▶ _What is expected_: Pull out every line of the listing below where "loader" appears.

▶ _Provided data_:
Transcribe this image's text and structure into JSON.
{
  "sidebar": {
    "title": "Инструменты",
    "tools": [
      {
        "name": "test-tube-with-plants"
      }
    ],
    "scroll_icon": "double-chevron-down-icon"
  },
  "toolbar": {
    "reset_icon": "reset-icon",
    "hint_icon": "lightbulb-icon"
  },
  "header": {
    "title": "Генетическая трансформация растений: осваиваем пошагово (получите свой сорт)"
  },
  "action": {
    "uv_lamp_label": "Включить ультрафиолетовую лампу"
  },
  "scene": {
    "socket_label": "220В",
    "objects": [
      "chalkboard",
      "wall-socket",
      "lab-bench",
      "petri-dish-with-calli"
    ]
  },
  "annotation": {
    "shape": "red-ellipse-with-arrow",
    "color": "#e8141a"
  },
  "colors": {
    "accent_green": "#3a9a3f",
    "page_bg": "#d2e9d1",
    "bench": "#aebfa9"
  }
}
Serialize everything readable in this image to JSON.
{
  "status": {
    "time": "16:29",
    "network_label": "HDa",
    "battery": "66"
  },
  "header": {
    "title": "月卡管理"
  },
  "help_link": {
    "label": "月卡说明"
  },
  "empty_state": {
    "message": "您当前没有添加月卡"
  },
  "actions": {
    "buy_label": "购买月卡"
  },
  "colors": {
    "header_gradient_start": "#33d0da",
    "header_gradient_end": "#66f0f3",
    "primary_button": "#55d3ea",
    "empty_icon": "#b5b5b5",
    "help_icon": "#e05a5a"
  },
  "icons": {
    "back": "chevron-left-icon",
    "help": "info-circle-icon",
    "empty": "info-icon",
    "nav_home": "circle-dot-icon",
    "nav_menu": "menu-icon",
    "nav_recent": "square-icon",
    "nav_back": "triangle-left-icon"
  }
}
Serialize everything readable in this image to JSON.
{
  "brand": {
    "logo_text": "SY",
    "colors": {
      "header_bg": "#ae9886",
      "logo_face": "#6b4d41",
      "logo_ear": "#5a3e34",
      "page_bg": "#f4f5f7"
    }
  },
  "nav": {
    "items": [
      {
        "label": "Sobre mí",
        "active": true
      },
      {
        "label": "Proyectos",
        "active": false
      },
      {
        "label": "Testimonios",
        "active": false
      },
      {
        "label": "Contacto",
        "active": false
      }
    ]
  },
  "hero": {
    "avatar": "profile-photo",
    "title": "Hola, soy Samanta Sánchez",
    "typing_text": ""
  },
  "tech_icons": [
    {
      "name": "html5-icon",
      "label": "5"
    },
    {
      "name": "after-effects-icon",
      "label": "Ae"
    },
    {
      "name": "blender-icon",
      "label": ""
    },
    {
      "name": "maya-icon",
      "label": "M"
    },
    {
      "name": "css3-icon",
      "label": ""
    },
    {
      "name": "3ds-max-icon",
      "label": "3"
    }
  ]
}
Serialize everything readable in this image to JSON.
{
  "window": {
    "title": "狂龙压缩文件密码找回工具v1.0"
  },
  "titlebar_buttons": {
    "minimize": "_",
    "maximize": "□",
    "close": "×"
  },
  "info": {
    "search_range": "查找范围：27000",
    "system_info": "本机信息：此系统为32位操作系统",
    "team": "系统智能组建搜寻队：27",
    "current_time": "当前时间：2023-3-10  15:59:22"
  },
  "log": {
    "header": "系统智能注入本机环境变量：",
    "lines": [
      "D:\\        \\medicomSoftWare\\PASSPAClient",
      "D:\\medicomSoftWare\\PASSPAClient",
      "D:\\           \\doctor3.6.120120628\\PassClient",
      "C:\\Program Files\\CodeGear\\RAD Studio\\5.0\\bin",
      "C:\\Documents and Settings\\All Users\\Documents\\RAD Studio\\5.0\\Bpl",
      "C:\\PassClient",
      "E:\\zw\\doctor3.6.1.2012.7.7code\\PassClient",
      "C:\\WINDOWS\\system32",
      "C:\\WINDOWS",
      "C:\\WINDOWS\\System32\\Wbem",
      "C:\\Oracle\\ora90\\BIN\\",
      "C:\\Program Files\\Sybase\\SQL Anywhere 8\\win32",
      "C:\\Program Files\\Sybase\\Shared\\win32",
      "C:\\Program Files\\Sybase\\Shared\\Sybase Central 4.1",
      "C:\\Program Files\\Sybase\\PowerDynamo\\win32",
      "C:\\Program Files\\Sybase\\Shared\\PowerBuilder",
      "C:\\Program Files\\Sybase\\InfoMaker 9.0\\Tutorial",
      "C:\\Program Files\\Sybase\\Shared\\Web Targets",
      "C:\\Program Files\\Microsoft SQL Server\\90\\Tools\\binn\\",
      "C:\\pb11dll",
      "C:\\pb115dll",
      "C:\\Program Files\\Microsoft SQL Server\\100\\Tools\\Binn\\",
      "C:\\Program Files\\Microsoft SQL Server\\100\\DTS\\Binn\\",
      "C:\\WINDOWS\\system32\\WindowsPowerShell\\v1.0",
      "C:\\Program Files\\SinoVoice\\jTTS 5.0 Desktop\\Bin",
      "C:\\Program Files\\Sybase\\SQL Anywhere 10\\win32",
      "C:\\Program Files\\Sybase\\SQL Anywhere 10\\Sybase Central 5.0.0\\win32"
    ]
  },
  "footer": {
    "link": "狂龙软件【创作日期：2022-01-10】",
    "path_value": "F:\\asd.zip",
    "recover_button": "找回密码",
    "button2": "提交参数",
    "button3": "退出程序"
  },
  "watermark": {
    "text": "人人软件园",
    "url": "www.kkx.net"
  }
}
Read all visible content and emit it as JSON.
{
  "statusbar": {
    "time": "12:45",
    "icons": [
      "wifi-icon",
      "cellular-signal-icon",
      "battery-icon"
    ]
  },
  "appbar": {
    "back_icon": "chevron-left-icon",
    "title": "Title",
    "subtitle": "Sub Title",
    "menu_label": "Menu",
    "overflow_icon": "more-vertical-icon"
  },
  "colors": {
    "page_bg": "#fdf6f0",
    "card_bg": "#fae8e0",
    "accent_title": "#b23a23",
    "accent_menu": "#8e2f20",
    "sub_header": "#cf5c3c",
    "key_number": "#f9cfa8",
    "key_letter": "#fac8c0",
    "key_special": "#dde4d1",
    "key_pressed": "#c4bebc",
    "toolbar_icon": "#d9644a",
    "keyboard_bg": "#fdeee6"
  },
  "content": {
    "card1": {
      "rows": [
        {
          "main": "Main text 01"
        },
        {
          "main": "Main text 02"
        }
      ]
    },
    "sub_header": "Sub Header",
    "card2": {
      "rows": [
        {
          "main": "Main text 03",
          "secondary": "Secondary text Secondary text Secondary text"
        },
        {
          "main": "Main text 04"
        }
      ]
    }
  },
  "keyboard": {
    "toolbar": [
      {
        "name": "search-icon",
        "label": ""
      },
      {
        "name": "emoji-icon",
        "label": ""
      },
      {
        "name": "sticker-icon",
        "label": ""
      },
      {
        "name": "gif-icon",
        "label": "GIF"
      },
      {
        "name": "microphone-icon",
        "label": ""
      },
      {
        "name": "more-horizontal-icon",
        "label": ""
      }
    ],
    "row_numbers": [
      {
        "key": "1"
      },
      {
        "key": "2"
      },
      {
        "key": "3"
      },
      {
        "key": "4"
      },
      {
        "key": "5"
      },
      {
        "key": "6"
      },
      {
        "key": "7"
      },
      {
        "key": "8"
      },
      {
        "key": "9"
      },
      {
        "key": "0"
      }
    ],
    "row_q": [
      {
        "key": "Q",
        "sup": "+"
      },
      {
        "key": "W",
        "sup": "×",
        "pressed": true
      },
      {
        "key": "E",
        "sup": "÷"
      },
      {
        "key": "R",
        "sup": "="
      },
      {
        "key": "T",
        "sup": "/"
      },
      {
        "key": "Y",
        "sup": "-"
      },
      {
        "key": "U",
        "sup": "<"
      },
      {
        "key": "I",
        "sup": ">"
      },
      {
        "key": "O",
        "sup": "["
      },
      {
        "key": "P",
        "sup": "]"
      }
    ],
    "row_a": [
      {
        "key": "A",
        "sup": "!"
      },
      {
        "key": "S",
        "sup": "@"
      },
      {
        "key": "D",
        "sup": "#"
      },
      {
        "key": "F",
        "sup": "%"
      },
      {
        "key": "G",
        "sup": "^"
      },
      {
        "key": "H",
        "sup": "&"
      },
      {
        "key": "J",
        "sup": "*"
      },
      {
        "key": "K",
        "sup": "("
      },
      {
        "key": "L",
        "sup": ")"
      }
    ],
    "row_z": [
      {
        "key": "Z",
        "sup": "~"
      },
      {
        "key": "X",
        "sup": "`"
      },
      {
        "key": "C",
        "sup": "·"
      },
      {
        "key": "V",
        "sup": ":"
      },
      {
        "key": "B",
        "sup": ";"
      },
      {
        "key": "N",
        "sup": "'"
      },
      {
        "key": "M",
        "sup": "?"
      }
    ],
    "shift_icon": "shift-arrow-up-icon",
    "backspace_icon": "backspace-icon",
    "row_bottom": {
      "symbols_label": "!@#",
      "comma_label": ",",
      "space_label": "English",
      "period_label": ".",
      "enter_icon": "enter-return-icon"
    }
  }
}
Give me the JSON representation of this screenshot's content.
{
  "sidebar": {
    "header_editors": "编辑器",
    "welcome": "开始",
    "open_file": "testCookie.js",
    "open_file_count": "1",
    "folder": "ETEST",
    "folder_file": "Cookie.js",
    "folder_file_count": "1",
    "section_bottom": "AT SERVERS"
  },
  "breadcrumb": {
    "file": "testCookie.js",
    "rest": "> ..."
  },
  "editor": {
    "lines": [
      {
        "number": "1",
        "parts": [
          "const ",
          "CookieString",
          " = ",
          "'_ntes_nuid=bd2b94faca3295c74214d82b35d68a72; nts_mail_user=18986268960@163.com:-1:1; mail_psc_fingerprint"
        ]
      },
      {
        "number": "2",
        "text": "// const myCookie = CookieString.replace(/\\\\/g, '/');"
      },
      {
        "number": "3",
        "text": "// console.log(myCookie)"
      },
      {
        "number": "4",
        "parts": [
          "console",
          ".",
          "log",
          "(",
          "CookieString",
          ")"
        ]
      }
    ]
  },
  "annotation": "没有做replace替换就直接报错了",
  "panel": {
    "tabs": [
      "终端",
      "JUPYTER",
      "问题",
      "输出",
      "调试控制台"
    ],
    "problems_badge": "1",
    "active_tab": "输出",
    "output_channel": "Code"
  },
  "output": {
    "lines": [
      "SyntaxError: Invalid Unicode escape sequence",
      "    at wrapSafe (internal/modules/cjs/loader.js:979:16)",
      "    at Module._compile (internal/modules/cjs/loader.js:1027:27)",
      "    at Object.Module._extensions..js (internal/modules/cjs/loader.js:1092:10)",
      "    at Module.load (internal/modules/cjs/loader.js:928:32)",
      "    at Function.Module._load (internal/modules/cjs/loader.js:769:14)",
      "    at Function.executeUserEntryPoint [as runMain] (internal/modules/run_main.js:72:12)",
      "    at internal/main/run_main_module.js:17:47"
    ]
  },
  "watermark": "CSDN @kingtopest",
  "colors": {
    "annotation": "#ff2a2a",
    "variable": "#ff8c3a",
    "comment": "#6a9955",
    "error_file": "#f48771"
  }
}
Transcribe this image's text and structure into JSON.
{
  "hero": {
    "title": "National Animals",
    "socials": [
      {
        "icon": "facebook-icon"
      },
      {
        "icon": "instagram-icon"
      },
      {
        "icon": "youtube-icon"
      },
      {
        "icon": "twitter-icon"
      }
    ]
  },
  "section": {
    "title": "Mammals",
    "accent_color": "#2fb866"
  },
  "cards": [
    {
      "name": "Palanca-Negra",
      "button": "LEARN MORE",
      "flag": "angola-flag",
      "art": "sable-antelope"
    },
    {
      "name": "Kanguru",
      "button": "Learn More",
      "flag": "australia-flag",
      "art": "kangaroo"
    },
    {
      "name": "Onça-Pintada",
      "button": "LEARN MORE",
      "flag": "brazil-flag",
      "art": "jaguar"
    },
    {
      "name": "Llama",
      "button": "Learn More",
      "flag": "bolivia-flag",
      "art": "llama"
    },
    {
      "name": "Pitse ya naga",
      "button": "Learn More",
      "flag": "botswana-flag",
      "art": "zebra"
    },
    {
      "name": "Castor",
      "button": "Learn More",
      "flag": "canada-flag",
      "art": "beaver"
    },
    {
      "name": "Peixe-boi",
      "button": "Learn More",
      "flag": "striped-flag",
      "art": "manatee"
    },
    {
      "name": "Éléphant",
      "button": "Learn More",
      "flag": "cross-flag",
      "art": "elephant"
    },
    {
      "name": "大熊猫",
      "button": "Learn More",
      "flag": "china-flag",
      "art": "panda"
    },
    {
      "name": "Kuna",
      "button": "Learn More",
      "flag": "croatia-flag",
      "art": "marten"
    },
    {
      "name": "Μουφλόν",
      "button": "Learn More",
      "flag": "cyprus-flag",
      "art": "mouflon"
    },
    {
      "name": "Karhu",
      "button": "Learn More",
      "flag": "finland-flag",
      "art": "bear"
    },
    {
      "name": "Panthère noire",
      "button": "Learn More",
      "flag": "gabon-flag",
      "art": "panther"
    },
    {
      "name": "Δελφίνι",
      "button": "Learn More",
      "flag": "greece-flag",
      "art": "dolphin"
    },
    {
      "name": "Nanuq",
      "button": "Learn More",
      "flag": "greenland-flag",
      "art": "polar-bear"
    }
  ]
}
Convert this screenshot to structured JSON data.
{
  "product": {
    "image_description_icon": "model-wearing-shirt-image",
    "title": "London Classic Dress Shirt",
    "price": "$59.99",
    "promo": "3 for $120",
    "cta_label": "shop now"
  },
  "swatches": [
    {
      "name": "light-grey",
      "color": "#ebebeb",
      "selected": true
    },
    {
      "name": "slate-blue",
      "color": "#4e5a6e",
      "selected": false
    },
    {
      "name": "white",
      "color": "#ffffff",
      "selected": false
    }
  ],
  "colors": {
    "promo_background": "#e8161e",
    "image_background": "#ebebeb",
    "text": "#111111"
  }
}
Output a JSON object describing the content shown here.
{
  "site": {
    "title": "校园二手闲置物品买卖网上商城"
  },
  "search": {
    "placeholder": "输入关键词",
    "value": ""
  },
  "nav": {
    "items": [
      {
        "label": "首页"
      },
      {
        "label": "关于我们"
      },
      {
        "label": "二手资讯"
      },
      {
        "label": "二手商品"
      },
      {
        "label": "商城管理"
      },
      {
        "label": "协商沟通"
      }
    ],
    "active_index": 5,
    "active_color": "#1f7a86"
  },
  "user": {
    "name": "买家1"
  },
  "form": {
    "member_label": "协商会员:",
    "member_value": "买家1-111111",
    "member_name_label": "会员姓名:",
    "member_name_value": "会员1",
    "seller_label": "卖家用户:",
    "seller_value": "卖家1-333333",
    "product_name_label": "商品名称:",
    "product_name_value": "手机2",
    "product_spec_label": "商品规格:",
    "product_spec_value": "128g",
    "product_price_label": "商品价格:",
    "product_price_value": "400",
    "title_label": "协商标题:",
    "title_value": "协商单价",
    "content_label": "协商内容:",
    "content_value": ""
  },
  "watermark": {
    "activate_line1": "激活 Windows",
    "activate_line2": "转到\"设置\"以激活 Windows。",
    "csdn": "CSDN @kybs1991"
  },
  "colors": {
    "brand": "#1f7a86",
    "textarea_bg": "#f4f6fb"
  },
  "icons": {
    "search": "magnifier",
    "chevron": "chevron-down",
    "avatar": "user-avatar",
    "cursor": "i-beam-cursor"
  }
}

▶ _Answer_:
      "    at wrapSafe (internal/modules/cjs/loader.js:979:16)",
      "    at Module._compile (internal/modules/cjs/loader.js:1027:27)",
      "    at Object.Module._extensions..js (internal/modules/cjs/loader.js:1092:10)",
      "    at Module.load (internal/modules/cjs/loader.js:928:32)",
      "    at Function.Module._load (internal/modules/cjs/loader.js:769:14)",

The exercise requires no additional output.